Leslie was there until Thursday of this week when she back flew home to Nashville. Elijah was on spring break from Illinois State, and he arrived the day after us on Saturday in perfect timing to work the opening day at the famous Union Dairy (the place where people in Freeport go to get their ice cream cones every spring and summer). He was able to see how well his mother looked, take Leslie to the airport, and make himself useful during the week however he could. I am sure Cecelie was glad to have the companionship of her siblings during this time.

And I am sure they ate well all week, because Jeannie’s church was sending food. We enjoyed part of that good homemade food. I even came home with the recipe that the pastor’s wife sent with her Quinoa chicken salad. I had just learned its surprising pronunciation before we went to Jeannie’s, but I had never eaten it. Now if I can find it at the grocery store, maybe I will cook it and join the other gluten-free Quinoa enthusiasts.
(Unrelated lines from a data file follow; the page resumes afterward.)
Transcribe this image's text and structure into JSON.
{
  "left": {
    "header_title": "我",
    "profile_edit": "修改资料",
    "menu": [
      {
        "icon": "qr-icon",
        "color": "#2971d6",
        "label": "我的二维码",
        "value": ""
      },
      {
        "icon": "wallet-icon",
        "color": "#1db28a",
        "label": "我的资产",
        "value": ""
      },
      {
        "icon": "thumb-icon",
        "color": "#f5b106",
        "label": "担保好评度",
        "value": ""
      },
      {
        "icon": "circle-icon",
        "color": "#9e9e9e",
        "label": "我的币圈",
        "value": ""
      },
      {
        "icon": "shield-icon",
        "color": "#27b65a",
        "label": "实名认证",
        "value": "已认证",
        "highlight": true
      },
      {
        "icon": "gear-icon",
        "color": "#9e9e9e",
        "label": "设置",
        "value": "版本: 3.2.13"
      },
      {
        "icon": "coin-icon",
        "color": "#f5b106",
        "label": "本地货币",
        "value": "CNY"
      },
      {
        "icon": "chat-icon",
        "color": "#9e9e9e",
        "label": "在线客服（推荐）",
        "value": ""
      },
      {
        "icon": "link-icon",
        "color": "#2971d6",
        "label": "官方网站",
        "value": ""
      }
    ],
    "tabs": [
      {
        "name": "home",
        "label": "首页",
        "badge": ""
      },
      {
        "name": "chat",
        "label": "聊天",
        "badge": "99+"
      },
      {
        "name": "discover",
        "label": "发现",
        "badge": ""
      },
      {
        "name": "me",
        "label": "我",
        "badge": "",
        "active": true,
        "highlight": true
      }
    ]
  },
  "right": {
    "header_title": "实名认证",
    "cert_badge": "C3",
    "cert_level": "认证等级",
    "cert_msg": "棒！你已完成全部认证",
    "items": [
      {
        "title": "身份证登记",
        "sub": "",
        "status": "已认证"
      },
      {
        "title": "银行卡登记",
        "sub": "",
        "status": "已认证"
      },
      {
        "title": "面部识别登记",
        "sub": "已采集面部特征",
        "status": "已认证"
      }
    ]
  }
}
We were especially blessed Saturday evening to get to hear Leslie and Elijah practice “At the Table of the Lord,” which Jeannie had requested that they sing the next day at their morning service.

We felt we needed to leave Sunday morning instead of going to worship with them, because we wanted to stop in Mattoon to see my brother Jim, who is still recovering from the heart procedures earlier this year. After a lazy and pleasant breakfast at our motel, we took off. We knew my nephew Robert was staying with Jim and Vivian this winter helping them—they brag on his cooking. We were looking forward to seeing him for the first time in a long while. We were even more excited when we arrived to find our great nephew Sean and his two sons there visiting. I had not seen Sean since he was a young boy and had never met their toddler Lincoln (called Linc) nor Vincent Indiana Roland Jones, age 5, and called Indy. Linc had beautiful red hair, the kind we had always wished someone would inherit from Vivian. She graciously explained that Sean’s wife Paige had red hair in her family too. They soon had to leave, but Indy sparkled and entertained us while they were there, and I had to notice his excellent vocabulary.
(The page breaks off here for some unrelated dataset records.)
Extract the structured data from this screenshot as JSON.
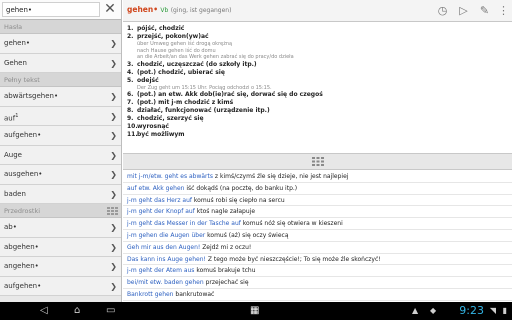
{
  "search": {
    "value": "gehen•"
  },
  "sections": {
    "hasla": "Hasła",
    "pelny_tekst": "Pełny tekst",
    "przedrostki": "Przedrostki"
  },
  "hasla_items": [
    {
      "label": "gehen•"
    },
    {
      "label": "Gehen"
    }
  ],
  "pelny_items": [
    {
      "label": "abwärtsgehen•"
    },
    {
      "label": "auf",
      "sup": "1"
    },
    {
      "label": "aufgehen•"
    },
    {
      "label": "Auge"
    },
    {
      "label": "ausgehen•"
    },
    {
      "label": "baden"
    }
  ],
  "przedrostki_items": [
    {
      "label": "ab•"
    },
    {
      "label": "abgehen•"
    },
    {
      "label": "angehen•"
    },
    {
      "label": "aufgehen•"
    }
  ],
  "entry": {
    "headword": "gehen•",
    "pos": "Vb",
    "grammar": "(ging, ist gegangen)",
    "senses": [
      {
        "num": "1.",
        "text": "pójść, chodzić"
      },
      {
        "num": "2.",
        "text": "przejść, pokon(yw)ać"
      },
      {
        "sub": "über Umweg gehen iść drogą okrężną"
      },
      {
        "sub": "nach Hause gehen iść do domu"
      },
      {
        "sub": "an die Arbeit/an das Werk gehen zabrać się do pracy/do dzieła"
      },
      {
        "num": "3.",
        "text": "chodzić, uczęszczać (do szkoły itp.)"
      },
      {
        "num": "4.",
        "text": "(pot.) chodzić, ubierać się"
      },
      {
        "num": "5.",
        "text": "odejść"
      },
      {
        "sub": "Der Zug geht um 15:15 Uhr. Pociąg odchodzi o 15:15."
      },
      {
        "num": "6.",
        "text": "(pot.) an etw. Akk dob(ie)rać się, dorwać się do czegoś"
      },
      {
        "num": "7.",
        "text": "(pot.) mit j-m chodzić z kimś"
      },
      {
        "num": "8.",
        "text": "działać, funkcjonować (urządzenie itp.)"
      },
      {
        "num": "9.",
        "text": "chodzić, szerzyć się"
      },
      {
        "num": "10.",
        "text": "wyrosnąć"
      },
      {
        "num": "11.",
        "text": "być możliwym"
      }
    ]
  },
  "examples": [
    {
      "de": "mit j-m/etw. geht es abwärts",
      "pl": " z kimś/czymś źle się dzieje, nie jest najlepiej"
    },
    {
      "de": "auf etw. Akk gehen",
      "pl": " iść dokądś (na pocztę, do banku itp.)"
    },
    {
      "de": "j-m geht das Herz auf",
      "pl": " komuś robi się ciepło na sercu"
    },
    {
      "de": "j-m geht der Knopf auf",
      "pl": " ktoś nagle załapuje"
    },
    {
      "de": "j-m geht das Messer in der Tasche auf",
      "pl": " komuś nóż się otwiera w kieszeni"
    },
    {
      "de": "j-m gehen die Augen über",
      "pl": " komuś (aż) się oczy świecą"
    },
    {
      "de": "Geh mir aus den Augen!",
      "pl": " Zejdź mi z oczu!"
    },
    {
      "de": "Das kann ins Auge gehen!",
      "pl": " Z tego może być nieszczęście!; To się może źle skończyć!"
    },
    {
      "de": "j-m geht der Atem aus",
      "pl": " komuś brakuje tchu"
    },
    {
      "de": "bei/mit etw. baden gehen",
      "pl": " przejechać się"
    },
    {
      "de": "Bankrott gehen",
      "pl": " bankrutować"
    }
  ],
  "statusbar": {
    "time": "9:23"
  }
}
As I had hoped, next my niece Judi dropped in. We had missed Sean’s brother Ryan from Champaign-Urbana, who visited the day before. And we had to leave before our niece Jane and her daughter Vanessa dropped in, but we still felt we had great dividends for stopping for that brief visit and seeing so many of the family.

We have had a busy week here as one of Katherine’s new aides ended up at the doctor’s with kidney stones and was unable to work all week. Fortunately that aide was friends with another woman who came part of the aide’s shifts, and I helped out as did some of Katherine’s friends who have generously given her their help. This was spring break for schools in our area, so Sam and his dad David had gone to visit a couple of colleges in the Southeast. With Trent on break to go with them, Brian and Mary Ellen traveled down to visit Brianna at Disney World. Fifi, who travels well, was able to go along because Brianna was missing her too. She was able to stay in the kennel there since Brianna had a discount. Mary Ellen and Brian must have felt rejuvenated by their trip, because they were already heads up painting the ceiling in their living room changing the brown wooden tiles to white. It was looking good when I stopped by. I got an air hug from Trent, who wasn’t feeling well. I had never had an air hug before but I imitated and sent one back.
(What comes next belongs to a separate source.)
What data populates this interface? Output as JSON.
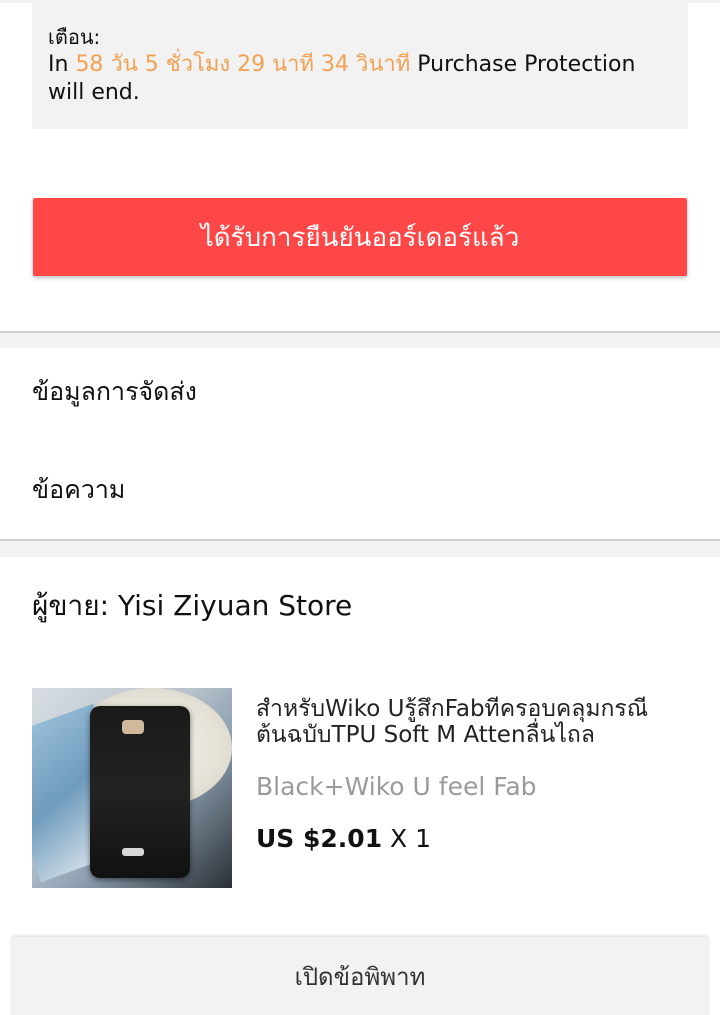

I think all the family is back in place now, and we are hoping Katherine’s aide has no more health problems. I finally had my evaluation appointment, and I will start two weeks of physical therapy on Tuesday, Most of all, we are praying that the week goes well for Jeannie as her treatment continues. So many people are praying for her, and we would be grateful if you would too. She might get to complete her planned bicycle last lap to the Gulf Coast this summer after all.